Mark National Auntie's Day On Your Cal, Because You've Got At Least One VIP To Celebrate

by Lindsay E. Mack

If you're lucky enough to have a cool aunt in your family, then you know just how much fun and joy these women can bring to a kid's life. Now there's even a special day set aside in their honor. Knowing when to celebrate National Auntie's Day this year will give you the chance to show these aunts some love. Whether your aunt is a blood relative or a friend who's close enough to be considered family, these women are the best, and they deserve a day of celebration, too.

The tenth annual National Auntie's Day will fall on Sunday, July 22, 2018, according to Melanie Notkin's website. Notkin, the bestselling author of Savvy Auntie: The Ultimate Guide for Cool Aunts, Great-Aunts, Godmothers and All Women Who Love Kids, has championed the cool aunts of the world for many years now. "It’s time that all women in the American Family Village are honored for their love and generosity for the children in their lives,” said Notkin. “Many aunts provide ‘QualAuntie Time’ and fun ‘Auntventures,’ for their nieces and nephews, not to mention gifts and necessities. Many non-moms also give tirelessly to children all over the world. These BenevolAunts are due their day to be honored.” The National Auntie's Day gives families everywhere the opportunity to recognize and honor these incredible women.

Please note that there is also a National Aunt and Uncle's Day that is celebrated on July 26, according to the National Day Calendar. This is a separate holiday. But you can always celebrate both days, because aunts (and uncles too) are pretty great and deserve some love.

As far as celebrating National Auntie's Day is concerned, there really aren't any rules. Friends and family might consider holding a backyard BBQ or giving gifts from the nieces and nephews, as noted on the Savvy Auntie website. The Auntie herself might enjoy a day out with her nieces and nephews, or simply a quick text or Skype conversation. Really, just touching base with the kids will probably be enough of a thanks for most aunts.
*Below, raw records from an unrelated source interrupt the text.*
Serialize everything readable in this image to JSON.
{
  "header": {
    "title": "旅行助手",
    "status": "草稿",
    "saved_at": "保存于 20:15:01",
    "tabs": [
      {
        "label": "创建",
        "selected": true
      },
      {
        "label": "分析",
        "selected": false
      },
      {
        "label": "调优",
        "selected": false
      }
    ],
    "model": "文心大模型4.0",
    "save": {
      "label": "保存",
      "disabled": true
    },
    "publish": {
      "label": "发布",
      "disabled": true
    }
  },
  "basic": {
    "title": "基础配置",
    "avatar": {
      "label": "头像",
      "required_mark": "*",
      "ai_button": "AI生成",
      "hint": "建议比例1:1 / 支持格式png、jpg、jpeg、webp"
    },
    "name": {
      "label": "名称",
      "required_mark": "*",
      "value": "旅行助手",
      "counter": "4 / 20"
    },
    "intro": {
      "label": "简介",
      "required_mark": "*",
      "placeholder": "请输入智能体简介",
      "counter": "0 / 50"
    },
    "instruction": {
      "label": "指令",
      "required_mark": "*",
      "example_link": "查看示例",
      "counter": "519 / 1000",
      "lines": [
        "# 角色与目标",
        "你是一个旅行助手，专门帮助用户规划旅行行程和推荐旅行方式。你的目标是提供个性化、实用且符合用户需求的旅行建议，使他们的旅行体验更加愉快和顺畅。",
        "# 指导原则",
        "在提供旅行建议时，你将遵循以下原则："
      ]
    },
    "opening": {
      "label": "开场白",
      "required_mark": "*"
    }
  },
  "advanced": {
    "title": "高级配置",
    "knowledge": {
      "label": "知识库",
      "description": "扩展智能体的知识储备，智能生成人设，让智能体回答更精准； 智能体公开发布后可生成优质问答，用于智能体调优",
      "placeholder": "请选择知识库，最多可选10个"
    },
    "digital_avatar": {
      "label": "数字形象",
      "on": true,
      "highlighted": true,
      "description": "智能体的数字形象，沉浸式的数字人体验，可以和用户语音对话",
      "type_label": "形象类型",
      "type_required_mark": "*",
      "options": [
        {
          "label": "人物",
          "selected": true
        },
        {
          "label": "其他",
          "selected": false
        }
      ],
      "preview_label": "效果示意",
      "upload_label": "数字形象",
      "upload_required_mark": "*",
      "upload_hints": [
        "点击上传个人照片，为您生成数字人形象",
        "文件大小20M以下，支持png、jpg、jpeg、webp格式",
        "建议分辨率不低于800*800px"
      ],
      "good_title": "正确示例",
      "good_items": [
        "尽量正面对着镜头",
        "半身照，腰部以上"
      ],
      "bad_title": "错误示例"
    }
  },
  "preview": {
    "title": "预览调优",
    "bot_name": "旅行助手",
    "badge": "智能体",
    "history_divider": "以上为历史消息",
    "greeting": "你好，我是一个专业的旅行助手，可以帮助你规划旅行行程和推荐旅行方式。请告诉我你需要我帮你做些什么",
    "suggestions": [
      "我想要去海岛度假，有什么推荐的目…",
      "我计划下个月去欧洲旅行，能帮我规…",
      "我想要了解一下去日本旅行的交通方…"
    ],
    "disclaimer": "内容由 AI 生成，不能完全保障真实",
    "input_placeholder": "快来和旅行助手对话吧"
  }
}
This fun holiday opens the door to more serious considerations about the American family and the role of childfree women in childcare. Notkins has long championed the undervalued role of the aunt in a family. "In a 2012 study I partnered on with the communications firm Weber Shandwick, we found 23-million PANKs, or Professional Aunts No Kids, the term I coined to describe child loving, childless women. That’s one-in-five North American women. These generous aunts contribute to the development of our nieces and nephews by relation, our friends’ children, and children around the world," said Notkin in a Quilette article published earlier this year. These women also deserve recognition for their contribution to kids and families everywhere. Basically, PANKs help make families stronger.

As Notkin's work shows, these beloved Aunties are dedicated to their friends' and siblings' kids. It's a pleasant pushback against the us-versus-them rhetoric sometimes used to separate women who don't have kids from women who do have kids. A significant part of the PANK demographic is their love for those nieces and nephews, biological or otherwise. In fact, about 70 percent of PANKs act as a role model for the children in their lives, and they often provide financial and emotional support to these children, as noted by the Digital Women Influences Study on The Power of the PANK. Whether she helps teach you about the ways of the world, takes you out to the movies, or helps pay for your college tuition, these beloved aunties are also important and crucial figures in a kid's life.